*Provided entries*
☆ ☆ ☆
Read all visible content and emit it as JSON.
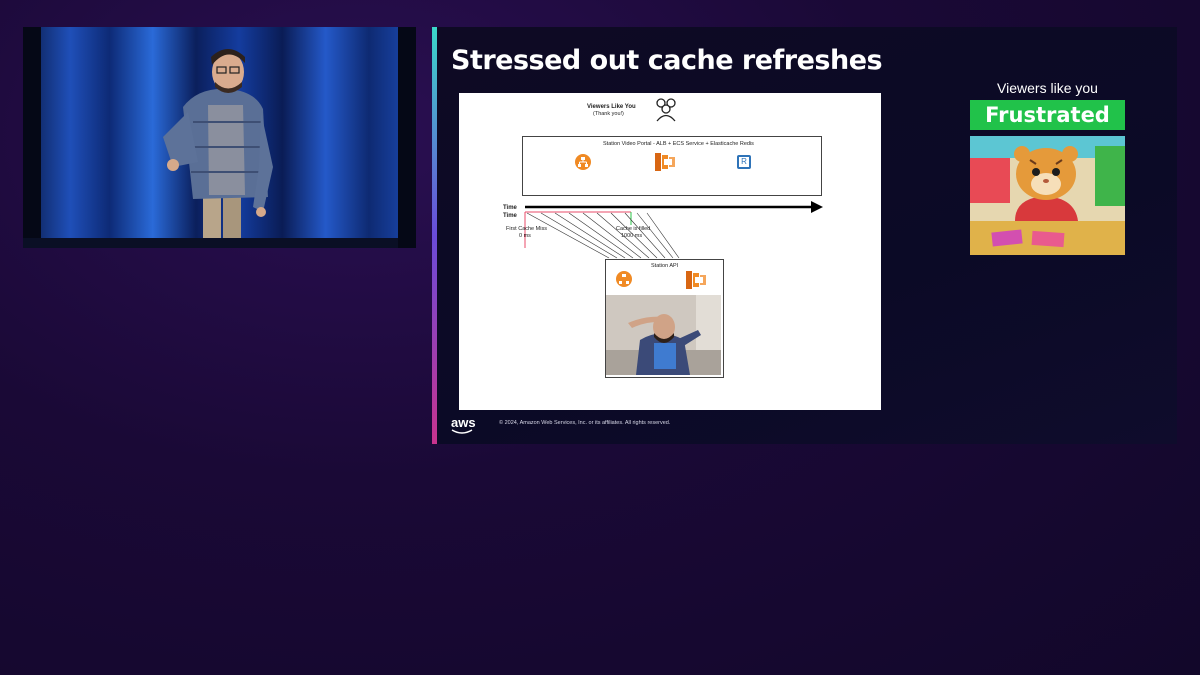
{
  "slide": {
    "title": "Stressed out cache refreshes",
    "footer": {
      "logo_text": "aws",
      "copyright": "© 2024, Amazon Web Services, Inc. or its affiliates. All rights reserved."
    }
  },
  "diagram": {
    "viewers_title": "Viewers Like You",
    "viewers_subtitle": "(Thank you!)",
    "portal_label": "Station Video Portal - ALB + ECS Service + Elasticache Redis",
    "time_label_1": "Time",
    "time_label_2": "Time",
    "first_miss_label": "First Cache Miss",
    "first_miss_time": "0 ms",
    "cache_filled_label": "Cache is filled",
    "cache_filled_time": "1000 ms",
    "api_label": "Station API",
    "redis_glyph": "R"
  },
  "reaction": {
    "viewers_label": "Viewers like you",
    "mood": "Frustrated"
  },
  "colors": {
    "background": "#1a0936",
    "badge_green": "#21c24a",
    "aws_orange": "#f08a24"
  },
  "icons": [
    "people-icon",
    "load-balancer-icon",
    "ecs-icon",
    "redis-icon",
    "aws-logo-icon"
  ]
}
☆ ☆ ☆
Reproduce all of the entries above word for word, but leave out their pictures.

Read all visible content and emit it as JSON.
{
  "slide": {
    "title": "Stressed out cache refreshes",
    "footer": {
      "logo_text": "aws",
      "copyright": "© 2024, Amazon Web Services, Inc. or its affiliates. All rights reserved."
    }
  },
  "diagram": {
    "viewers_title": "Viewers Like You",
    "viewers_subtitle": "(Thank you!)",
    "portal_label": "Station Video Portal - ALB + ECS Service + Elasticache Redis",
    "time_label_1": "Time",
    "time_label_2": "Time",
    "first_miss_label": "First Cache Miss",
    "first_miss_time": "0 ms",
    "cache_filled_label": "Cache is filled",
    "cache_filled_time": "1000 ms",
    "api_label": "Station API",
    "redis_glyph": "R"
  },
  "reaction": {
    "viewers_label": "Viewers like you",
    "mood": "Frustrated"
  },
  "colors": {
    "background": "#1a0936",
    "badge_green": "#21c24a",
    "aws_orange": "#f08a24"
  },
  "icons": [
    "people-icon",
    "load-balancer-icon",
    "ecs-icon",
    "redis-icon",
    "aws-logo-icon"
  ]
}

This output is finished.